The slowdown in Indian economy over the past five years or so has been accompanied by a sharp decline in private investment. Fixed capital formation, a good measure of value added through capital investments, in the private sector nosedived by 40% from being 14.26% of GDP in 2007-08 to 8.46% in 2012-13. Reviving this should be central to any attempt at improving the economy.
Public sector GFCF too declined in this period from 8.54% of GDP to 7.80% of GDP. Clearly the massive fiscal splurge in this period went into subsidies and doles rather than financing capital investments. As the combined squeeze of both started to bite, it is no surprise that supply-side inflationary pressures showed up.
In fact, much of this (and a host of other fundamentals) reflects the problems posed by deep underlying structural issues - infrastructure bottlenecks, rigidities in labor market, tough business environment, accessing credit for small enterprises, and so on. Clearly, a second generation of economic reforms, long overdue, are necessary to alleviate these constraints. Even with aggressive pursuit of reforms, it is going to take time.

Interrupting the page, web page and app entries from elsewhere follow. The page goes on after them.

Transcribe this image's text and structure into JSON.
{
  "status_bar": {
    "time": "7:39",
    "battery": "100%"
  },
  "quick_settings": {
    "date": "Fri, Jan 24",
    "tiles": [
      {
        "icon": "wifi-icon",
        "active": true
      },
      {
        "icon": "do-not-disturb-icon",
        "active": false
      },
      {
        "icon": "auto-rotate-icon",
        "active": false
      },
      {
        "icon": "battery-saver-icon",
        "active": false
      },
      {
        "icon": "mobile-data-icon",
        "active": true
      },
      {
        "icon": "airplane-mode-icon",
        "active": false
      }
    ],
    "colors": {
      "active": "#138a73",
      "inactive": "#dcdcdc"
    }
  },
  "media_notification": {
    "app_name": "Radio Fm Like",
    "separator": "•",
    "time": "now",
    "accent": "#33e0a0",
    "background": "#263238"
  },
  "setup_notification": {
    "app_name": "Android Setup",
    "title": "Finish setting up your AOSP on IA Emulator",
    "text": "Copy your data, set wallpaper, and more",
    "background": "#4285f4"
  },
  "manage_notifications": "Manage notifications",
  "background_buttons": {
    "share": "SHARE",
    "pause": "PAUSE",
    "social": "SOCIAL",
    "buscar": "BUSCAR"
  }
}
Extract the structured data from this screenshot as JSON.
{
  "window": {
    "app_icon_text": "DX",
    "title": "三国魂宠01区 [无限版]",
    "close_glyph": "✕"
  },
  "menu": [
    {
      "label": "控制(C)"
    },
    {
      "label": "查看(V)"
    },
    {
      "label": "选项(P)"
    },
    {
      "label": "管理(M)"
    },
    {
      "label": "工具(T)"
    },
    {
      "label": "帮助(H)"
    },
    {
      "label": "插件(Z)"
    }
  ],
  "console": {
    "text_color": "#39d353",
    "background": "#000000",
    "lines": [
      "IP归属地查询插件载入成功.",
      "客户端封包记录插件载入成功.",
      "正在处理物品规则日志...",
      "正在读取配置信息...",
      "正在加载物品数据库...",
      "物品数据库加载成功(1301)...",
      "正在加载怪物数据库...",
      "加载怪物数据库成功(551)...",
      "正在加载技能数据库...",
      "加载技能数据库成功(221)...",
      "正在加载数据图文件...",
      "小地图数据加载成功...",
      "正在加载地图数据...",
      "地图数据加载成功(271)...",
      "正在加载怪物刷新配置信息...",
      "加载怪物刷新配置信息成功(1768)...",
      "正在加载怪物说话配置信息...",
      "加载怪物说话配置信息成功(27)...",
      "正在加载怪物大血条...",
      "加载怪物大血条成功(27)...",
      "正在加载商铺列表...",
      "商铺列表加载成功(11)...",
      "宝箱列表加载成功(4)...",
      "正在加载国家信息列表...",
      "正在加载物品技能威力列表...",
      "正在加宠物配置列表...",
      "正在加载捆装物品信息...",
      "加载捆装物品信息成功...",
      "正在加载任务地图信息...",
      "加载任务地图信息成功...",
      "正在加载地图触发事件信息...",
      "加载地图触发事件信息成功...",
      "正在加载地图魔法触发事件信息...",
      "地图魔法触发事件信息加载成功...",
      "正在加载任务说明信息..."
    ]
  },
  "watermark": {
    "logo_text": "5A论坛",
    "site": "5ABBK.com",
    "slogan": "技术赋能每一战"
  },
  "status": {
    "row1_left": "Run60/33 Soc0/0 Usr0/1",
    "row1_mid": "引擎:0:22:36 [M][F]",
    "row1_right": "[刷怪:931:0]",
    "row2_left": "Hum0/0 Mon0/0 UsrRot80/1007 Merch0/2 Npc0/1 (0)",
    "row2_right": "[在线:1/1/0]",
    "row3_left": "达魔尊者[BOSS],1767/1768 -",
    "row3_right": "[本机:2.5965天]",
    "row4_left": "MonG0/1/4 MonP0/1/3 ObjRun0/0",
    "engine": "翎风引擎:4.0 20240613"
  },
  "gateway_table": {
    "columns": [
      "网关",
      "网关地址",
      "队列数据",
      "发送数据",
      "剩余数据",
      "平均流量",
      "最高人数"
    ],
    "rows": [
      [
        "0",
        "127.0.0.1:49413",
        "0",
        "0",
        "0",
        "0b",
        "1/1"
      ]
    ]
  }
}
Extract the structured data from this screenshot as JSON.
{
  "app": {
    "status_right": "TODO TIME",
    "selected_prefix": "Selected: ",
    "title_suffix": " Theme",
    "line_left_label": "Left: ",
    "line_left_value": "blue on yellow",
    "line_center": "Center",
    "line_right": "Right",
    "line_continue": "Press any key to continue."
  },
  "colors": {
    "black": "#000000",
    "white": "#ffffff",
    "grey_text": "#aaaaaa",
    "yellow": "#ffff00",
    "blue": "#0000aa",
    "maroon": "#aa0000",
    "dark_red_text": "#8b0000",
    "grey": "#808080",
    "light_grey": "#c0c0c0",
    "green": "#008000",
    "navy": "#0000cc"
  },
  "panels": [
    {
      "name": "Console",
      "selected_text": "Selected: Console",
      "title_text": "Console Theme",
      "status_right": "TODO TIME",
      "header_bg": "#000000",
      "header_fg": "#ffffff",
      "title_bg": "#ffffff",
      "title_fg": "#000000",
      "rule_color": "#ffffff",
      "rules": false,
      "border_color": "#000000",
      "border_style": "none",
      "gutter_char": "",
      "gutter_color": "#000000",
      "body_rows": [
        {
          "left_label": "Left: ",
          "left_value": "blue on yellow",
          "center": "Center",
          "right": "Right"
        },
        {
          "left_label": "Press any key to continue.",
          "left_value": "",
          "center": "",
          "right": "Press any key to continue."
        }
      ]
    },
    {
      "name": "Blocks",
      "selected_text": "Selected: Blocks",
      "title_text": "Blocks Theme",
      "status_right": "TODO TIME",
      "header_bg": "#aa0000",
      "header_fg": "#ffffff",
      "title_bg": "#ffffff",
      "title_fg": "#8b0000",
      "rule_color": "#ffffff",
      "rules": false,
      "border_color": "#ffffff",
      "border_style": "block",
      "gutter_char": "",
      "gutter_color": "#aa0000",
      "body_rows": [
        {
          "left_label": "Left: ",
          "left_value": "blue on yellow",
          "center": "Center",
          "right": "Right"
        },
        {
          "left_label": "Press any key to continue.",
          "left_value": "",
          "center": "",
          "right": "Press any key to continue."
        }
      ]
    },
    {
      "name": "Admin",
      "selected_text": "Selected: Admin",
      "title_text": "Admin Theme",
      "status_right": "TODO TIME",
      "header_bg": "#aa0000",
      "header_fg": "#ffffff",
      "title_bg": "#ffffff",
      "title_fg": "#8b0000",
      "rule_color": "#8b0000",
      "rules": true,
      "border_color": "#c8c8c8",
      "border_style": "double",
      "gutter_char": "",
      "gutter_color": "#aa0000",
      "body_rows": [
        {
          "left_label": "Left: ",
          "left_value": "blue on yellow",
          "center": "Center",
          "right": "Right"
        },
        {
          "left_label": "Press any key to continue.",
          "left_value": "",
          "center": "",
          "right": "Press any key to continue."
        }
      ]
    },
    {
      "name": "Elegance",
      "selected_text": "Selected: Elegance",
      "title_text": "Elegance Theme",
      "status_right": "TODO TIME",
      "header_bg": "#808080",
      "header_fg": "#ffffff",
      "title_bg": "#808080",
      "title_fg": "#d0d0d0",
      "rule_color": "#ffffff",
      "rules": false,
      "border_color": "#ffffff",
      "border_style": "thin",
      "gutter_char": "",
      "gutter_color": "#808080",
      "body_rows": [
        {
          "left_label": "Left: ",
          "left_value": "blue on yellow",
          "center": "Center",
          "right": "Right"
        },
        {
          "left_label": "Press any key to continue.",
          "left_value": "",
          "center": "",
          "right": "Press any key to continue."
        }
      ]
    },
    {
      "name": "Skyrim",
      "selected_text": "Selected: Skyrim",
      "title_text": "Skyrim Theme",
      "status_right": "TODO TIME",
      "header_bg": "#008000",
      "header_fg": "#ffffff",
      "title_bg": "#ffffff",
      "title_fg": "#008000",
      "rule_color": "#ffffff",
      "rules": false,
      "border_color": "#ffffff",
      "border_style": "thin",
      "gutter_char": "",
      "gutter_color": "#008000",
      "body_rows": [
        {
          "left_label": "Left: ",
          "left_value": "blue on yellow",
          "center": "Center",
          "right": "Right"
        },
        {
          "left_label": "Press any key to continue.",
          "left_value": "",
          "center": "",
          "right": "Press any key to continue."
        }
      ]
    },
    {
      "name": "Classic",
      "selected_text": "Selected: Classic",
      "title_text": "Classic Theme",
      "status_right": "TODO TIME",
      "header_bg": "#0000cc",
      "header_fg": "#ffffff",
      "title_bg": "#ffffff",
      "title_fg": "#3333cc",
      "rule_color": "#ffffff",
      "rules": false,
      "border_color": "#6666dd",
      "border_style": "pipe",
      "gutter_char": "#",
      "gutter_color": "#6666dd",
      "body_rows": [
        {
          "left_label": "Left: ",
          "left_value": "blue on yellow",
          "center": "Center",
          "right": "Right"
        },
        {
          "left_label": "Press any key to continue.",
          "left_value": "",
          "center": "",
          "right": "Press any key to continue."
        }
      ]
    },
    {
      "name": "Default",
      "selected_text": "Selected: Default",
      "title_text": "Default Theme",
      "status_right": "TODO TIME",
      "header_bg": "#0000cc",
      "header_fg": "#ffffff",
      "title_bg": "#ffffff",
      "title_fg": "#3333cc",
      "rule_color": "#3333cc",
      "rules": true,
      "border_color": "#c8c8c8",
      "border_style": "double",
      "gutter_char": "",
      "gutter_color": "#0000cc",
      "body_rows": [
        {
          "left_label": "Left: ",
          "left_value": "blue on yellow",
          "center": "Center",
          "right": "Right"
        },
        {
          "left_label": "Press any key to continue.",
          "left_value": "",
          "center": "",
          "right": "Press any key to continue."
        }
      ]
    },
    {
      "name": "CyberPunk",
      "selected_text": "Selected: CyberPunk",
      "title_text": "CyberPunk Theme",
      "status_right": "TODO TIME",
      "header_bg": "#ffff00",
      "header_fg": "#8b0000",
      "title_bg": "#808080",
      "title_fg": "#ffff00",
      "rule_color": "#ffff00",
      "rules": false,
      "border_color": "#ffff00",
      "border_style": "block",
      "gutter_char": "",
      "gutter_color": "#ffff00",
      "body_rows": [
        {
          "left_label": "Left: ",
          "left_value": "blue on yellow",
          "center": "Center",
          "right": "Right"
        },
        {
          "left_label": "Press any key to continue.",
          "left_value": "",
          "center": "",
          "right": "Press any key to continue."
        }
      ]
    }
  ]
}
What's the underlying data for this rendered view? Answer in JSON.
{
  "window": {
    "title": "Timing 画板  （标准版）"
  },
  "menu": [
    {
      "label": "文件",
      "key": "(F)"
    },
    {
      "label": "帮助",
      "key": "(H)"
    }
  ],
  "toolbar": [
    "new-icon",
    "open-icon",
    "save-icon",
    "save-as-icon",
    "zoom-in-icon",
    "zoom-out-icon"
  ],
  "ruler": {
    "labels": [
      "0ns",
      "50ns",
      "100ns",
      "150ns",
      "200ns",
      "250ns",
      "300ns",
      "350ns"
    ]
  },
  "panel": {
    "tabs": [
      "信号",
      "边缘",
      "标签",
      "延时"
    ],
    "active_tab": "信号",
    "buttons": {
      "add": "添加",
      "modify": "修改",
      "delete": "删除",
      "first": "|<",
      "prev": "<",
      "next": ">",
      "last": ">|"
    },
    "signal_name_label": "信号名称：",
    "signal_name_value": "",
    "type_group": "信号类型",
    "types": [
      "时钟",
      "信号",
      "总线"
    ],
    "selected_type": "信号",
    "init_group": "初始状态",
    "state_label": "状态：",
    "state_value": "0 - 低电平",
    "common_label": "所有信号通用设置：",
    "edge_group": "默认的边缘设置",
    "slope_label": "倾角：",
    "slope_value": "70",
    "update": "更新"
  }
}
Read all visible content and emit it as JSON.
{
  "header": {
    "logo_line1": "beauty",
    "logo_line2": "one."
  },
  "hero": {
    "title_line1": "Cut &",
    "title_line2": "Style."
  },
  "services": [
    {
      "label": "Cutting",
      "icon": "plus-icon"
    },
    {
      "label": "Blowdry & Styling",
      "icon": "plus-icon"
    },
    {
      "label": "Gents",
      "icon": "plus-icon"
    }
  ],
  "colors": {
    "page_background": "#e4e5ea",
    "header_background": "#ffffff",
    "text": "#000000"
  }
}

As the graph shows, the decline started in 2008, coinciding with the global financial crisis and the resultant recession/slowdown. It has fallen unabated since then. In fact, even the steep rise in investment from 2004-05 was driven by the headwinds from the economic boom during the period which papered over these fundamental problems.